_What the task requires_: Print the records again, character for character.

_Source data_:
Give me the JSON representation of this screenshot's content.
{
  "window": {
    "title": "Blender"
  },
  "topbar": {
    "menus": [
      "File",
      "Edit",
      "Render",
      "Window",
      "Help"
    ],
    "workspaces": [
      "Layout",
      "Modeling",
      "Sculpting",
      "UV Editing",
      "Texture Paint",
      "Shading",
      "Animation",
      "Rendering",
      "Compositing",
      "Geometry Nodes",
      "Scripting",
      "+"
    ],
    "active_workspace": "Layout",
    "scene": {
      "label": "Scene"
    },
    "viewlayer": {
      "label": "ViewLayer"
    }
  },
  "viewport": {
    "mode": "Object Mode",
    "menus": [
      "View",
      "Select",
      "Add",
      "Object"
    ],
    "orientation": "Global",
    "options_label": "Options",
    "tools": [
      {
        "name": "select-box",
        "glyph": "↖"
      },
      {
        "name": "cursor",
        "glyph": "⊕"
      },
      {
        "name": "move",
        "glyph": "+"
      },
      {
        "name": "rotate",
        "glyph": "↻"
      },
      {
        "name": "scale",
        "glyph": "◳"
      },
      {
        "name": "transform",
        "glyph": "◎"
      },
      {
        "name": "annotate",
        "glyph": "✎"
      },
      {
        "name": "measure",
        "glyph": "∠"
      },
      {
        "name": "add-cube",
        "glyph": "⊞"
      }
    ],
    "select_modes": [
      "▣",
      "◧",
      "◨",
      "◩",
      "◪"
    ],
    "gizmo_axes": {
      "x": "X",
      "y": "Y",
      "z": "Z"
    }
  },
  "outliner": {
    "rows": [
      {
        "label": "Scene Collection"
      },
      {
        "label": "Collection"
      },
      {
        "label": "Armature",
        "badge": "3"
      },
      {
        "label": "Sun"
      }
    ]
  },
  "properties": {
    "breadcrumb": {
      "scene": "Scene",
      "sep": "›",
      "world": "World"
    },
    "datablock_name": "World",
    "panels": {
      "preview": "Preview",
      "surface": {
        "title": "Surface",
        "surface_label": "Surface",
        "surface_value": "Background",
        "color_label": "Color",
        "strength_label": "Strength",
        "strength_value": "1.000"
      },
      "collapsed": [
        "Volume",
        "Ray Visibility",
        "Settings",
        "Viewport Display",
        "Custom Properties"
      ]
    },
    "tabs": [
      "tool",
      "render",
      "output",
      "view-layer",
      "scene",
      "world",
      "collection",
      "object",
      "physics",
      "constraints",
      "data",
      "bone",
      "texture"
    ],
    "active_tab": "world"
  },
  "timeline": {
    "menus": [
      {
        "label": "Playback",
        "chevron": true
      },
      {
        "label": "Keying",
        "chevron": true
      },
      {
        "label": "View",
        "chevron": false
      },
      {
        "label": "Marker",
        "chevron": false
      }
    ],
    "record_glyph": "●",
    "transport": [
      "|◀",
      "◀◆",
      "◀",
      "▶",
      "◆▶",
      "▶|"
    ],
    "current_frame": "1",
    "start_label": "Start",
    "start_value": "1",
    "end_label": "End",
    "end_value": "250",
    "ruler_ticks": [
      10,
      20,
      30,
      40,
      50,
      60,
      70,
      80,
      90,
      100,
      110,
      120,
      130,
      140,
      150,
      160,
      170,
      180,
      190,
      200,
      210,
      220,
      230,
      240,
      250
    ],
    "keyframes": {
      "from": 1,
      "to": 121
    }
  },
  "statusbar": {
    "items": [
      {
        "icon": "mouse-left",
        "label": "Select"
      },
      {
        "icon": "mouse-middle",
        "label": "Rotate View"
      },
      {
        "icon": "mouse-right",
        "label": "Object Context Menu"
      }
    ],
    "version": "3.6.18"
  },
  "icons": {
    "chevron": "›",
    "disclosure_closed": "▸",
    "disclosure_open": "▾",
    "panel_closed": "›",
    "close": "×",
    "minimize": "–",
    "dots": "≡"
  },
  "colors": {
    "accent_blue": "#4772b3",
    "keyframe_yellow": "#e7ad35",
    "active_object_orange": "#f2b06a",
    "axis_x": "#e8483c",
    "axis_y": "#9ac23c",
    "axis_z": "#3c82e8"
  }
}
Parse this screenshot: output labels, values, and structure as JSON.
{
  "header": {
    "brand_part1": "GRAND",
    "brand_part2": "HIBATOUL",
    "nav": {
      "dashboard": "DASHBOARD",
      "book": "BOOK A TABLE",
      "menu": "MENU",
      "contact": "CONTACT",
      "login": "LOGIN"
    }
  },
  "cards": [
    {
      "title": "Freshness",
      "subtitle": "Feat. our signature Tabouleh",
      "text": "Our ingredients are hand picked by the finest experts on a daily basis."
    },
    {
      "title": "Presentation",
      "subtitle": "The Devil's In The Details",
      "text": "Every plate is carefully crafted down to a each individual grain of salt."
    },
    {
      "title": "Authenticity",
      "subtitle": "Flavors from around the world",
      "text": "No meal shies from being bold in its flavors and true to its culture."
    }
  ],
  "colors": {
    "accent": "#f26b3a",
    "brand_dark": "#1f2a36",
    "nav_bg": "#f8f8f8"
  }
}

_Result of the exercise_:
Give me the JSON representation of this screenshot's content.
{
  "window": {
    "title": "Blender"
  },
  "topbar": {
    "menus": [
      "File",
      "Edit",
      "Render",
      "Window",
      "Help"
    ],
    "workspaces": [
      "Layout",
      "Modeling",
      "Sculpting",
      "UV Editing",
      "Texture Paint",
      "Shading",
      "Animation",
      "Rendering",
      "Compositing",
      "Geometry Nodes",
      "Scripting",
      "+"
    ],
    "active_workspace": "Layout",
    "scene": {
      "label": "Scene"
    },
    "viewlayer": {
      "label": "ViewLayer"
    }
  },
  "viewport": {
    "mode": "Object Mode",
    "menus": [
      "View",
      "Select",
      "Add",
      "Object"
    ],
    "orientation": "Global",
    "options_label": "Options",
    "tools": [
      {
        "name": "select-box",
        "glyph": "↖"
      },
      {
        "name": "cursor",
        "glyph": "⊕"
      },
      {
        "name": "move",
        "glyph": "+"
      },
      {
        "name": "rotate",
        "glyph": "↻"
      },
      {
        "name": "scale",
        "glyph": "◳"
      },
      {
        "name": "transform",
        "glyph": "◎"
      },
      {
        "name": "annotate",
        "glyph": "✎"
      },
      {
        "name": "measure",
        "glyph": "∠"
      },
      {
        "name": "add-cube",
        "glyph": "⊞"
      }
    ],
    "select_modes": [
      "▣",
      "◧",
      "◨",
      "◩",
      "◪"
    ],
    "gizmo_axes": {
      "x": "X",
      "y": "Y",
      "z": "Z"
    }
  },
  "outliner": {
    "rows": [
      {
        "label": "Scene Collection"
      },
      {
        "label": "Collection"
      },
      {
        "label": "Armature",
        "badge": "3"
      },
      {
        "label": "Sun"
      }
    ]
  },
  "properties": {
    "breadcrumb": {
      "scene": "Scene",
      "sep": "›",
      "world": "World"
    },
    "datablock_name": "World",
    "panels": {
      "preview": "Preview",
      "surface": {
        "title": "Surface",
        "surface_label": "Surface",
        "surface_value": "Background",
        "color_label": "Color",
        "strength_label": "Strength",
        "strength_value": "1.000"
      },
      "collapsed": [
        "Volume",
        "Ray Visibility",
        "Settings",
        "Viewport Display",
        "Custom Properties"
      ]
    },
    "tabs": [
      "tool",
      "render",
      "output",
      "view-layer",
      "scene",
      "world",
      "collection",
      "object",
      "physics",
      "constraints",
      "data",
      "bone",
      "texture"
    ],
    "active_tab": "world"
  },
  "timeline": {
    "menus": [
      {
        "label": "Playback",
        "chevron": true
      },
      {
        "label": "Keying",
        "chevron": true
      },
      {
        "label": "View",
        "chevron": false
      },
      {
        "label": "Marker",
        "chevron": false
      }
    ],
    "record_glyph": "●",
    "transport": [
      "|◀",
      "◀◆",
      "◀",
      "▶",
      "◆▶",
      "▶|"
    ],
    "current_frame": "1",
    "start_label": "Start",
    "start_value": "1",
    "end_label": "End",
    "end_value": "250",
    "ruler_ticks": [
      10,
      20,
      30,
      40,
      50,
      60,
      70,
      80,
      90,
      100,
      110,
      120,
      130,
      140,
      150,
      160,
      170,
      180,
      190,
      200,
      210,
      220,
      230,
      240,
      250
    ],
    "keyframes": {
      "from": 1,
      "to": 121
    }
  },
  "statusbar": {
    "items": [
      {
        "icon": "mouse-left",
        "label": "Select"
      },
      {
        "icon": "mouse-middle",
        "label": "Rotate View"
      },
      {
        "icon": "mouse-right",
        "label": "Object Context Menu"
      }
    ],
    "version": "3.6.18"
  },
  "icons": {
    "chevron": "›",
    "disclosure_closed": "▸",
    "disclosure_open": "▾",
    "panel_closed": "›",
    "close": "×",
    "minimize": "–",
    "dots": "≡"
  },
  "colors": {
    "accent_blue": "#4772b3",
    "keyframe_yellow": "#e7ad35",
    "active_object_orange": "#f2b06a",
    "axis_x": "#e8483c",
    "axis_y": "#9ac23c",
    "axis_z": "#3c82e8"
  }
}
Parse this screenshot: output labels, values, and structure as JSON.
{
  "header": {
    "brand_part1": "GRAND",
    "brand_part2": "HIBATOUL",
    "nav": {
      "dashboard": "DASHBOARD",
      "book": "BOOK A TABLE",
      "menu": "MENU",
      "contact": "CONTACT",
      "login": "LOGIN"
    }
  },
  "cards": [
    {
      "title": "Freshness",
      "subtitle": "Feat. our signature Tabouleh",
      "text": "Our ingredients are hand picked by the finest experts on a daily basis."
    },
    {
      "title": "Presentation",
      "subtitle": "The Devil's In The Details",
      "text": "Every plate is carefully crafted down to a each individual grain of salt."
    },
    {
      "title": "Authenticity",
      "subtitle": "Flavors from around the world",
      "text": "No meal shies from being bold in its flavors and true to its culture."
    }
  ],
  "colors": {
    "accent": "#f26b3a",
    "brand_dark": "#1f2a36",
    "nav_bg": "#f8f8f8"
  }
}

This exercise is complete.